On Saturday, my college roommate drove up from Dallas for a ladies’ day. Her sister attends the University of Texas, so for her, it was a two-for-one deal. We started off the day at a luxury outdoor shopping area called The Domain, which is a real novelty to someone who has to walk a dozen blocks to hit up one retail store, let alone a whole block of them. It’s kind of a sick, twisted, New York thing – getting so excited to see Lululemon, next to Anthropologie, next to Madewell, but upon going inside, saying to yourself, “I have all of this at home,” and leaving, knowing you’ll never actually make it there at home, because it’s just too damn far.
Looking for something a little more “local,” we then headed to the main drag of South Congress Avenue; an area that I understand best embodies the plea to “Keep Austin Weird.” I noticed the struggle, with institutions of vintage stores housed next to upscale boutiques, and food trailers competing with oyster bars. I hate mentioning Brooklyn here, because those who disdain the gentrification of Brooklyn are the same breed that has a major problem with the direction that Austin could be heading. I hate comparing the two, especially because Austin feels authentically “weird,” the good way, in stark contrast to those aspects of Brooklyn that are forcefully “weird” in an ironic way (read: the guy with a handlebar mustache riding a unicycle through Greenpoint – like, why not just get another wheel?). As a vintage digger and lover of people expressing their true selves via wacky clothing and facial piercings (whom I would never have the balls to dress like but totally appreciate the art of it all), I loved every block of it. We indulged in Mexican vanilla ice cream at Amy’s Ice Creams, and there was no $12 pickled produce in sight.

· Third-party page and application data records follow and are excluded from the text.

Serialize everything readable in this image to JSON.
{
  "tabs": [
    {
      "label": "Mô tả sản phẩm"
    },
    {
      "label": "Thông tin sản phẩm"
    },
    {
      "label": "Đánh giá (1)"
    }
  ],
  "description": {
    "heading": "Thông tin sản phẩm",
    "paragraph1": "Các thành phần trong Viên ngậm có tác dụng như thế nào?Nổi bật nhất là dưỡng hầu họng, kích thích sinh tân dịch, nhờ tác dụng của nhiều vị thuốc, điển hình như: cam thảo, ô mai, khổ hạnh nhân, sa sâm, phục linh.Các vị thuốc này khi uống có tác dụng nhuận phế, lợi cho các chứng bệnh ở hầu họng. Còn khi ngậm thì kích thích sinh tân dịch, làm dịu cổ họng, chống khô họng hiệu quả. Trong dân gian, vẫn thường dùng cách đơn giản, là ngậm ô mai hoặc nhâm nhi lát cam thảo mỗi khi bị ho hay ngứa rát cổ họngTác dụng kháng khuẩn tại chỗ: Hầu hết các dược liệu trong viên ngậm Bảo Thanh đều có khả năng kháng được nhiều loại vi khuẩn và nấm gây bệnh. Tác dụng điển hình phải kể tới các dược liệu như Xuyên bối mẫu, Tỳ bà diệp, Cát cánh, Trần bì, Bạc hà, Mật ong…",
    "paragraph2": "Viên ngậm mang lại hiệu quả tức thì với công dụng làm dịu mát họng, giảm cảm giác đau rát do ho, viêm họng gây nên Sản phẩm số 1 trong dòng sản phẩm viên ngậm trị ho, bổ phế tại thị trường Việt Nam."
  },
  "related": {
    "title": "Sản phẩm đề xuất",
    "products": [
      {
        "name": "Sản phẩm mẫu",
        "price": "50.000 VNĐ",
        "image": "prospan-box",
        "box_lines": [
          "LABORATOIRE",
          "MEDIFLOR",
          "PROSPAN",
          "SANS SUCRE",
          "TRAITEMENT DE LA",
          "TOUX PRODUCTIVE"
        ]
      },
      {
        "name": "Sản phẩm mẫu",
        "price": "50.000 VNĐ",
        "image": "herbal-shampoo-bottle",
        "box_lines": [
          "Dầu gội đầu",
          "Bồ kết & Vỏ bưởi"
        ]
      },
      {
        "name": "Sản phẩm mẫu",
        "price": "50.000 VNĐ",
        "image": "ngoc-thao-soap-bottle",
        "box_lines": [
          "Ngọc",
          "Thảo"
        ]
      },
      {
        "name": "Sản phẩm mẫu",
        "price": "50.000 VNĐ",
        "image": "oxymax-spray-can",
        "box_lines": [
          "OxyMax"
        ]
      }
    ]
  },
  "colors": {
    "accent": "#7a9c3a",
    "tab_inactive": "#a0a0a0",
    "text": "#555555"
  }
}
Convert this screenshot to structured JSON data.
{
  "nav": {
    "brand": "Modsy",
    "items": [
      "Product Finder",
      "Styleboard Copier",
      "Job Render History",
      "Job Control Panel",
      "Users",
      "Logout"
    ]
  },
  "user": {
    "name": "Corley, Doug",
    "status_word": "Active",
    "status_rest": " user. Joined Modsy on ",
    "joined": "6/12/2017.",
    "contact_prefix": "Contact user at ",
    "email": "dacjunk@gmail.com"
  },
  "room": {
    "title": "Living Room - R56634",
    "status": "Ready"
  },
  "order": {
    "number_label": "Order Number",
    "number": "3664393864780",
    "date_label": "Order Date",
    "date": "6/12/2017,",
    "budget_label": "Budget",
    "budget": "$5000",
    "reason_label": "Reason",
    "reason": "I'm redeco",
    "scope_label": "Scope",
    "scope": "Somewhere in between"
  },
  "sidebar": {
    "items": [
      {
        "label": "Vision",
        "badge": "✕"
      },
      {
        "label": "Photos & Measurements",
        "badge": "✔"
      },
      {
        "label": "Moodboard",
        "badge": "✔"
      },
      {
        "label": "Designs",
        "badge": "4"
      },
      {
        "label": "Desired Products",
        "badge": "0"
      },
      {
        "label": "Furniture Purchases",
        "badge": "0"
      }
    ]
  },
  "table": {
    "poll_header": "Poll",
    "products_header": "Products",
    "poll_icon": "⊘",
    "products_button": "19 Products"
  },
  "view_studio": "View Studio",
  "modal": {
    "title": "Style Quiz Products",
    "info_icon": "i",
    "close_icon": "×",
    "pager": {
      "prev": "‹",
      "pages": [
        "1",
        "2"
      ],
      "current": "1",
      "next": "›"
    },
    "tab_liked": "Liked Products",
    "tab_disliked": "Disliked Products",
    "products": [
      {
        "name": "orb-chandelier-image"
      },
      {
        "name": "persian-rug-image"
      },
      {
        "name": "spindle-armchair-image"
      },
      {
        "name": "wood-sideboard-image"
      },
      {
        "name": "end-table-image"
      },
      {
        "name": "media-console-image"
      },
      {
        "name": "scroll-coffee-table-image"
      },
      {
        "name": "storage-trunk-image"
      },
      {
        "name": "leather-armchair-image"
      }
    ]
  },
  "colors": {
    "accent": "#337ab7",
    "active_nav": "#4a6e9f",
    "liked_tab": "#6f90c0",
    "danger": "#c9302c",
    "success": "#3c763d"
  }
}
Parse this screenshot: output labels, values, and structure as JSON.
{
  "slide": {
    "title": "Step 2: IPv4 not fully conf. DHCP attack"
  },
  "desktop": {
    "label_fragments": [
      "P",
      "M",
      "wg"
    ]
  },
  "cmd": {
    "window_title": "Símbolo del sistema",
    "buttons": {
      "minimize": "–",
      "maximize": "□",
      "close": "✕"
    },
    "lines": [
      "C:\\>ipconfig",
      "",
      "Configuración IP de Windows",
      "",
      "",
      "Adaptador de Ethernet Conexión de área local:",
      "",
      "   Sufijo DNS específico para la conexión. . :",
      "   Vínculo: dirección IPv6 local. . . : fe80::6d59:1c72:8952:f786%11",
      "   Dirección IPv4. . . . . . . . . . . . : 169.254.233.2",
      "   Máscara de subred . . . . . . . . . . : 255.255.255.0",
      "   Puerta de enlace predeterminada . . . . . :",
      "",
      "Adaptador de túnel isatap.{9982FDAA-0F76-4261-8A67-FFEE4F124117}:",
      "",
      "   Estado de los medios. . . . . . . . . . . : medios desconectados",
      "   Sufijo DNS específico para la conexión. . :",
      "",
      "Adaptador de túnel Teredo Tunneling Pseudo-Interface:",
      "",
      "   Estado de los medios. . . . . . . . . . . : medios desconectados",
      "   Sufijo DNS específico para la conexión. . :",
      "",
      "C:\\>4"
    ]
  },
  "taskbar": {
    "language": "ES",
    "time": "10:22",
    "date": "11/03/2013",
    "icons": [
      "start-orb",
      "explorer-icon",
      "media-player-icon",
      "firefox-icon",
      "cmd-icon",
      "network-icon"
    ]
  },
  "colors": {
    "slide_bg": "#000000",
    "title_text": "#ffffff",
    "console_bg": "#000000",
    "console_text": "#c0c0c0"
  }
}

So instead, we met back up with my husband downtown and discovered Rainey Street, where mixed-style homes effectively operate as the most legit block party ever, because the houses are now bars. Mentally relocating to 2002, we of course wanted to party in the nicest house on the block, so we chose Icenhauer’s, a renovated, modern spot that seemed more Malibu than Austin. I personally felt like Lauren Conrad on The Hills, which in secretly trying to relive my own big-state-school college nights, was awesome.
We only had a little over two days in town, and like most unfamiliar places, it certainly wasn’t enough time to do everything. We were too busy gorging to enjoy the live music scene, which is apparently the best around. But it gives us a reason to go back for more: more amazing meals, more time with friends, and more “weird.”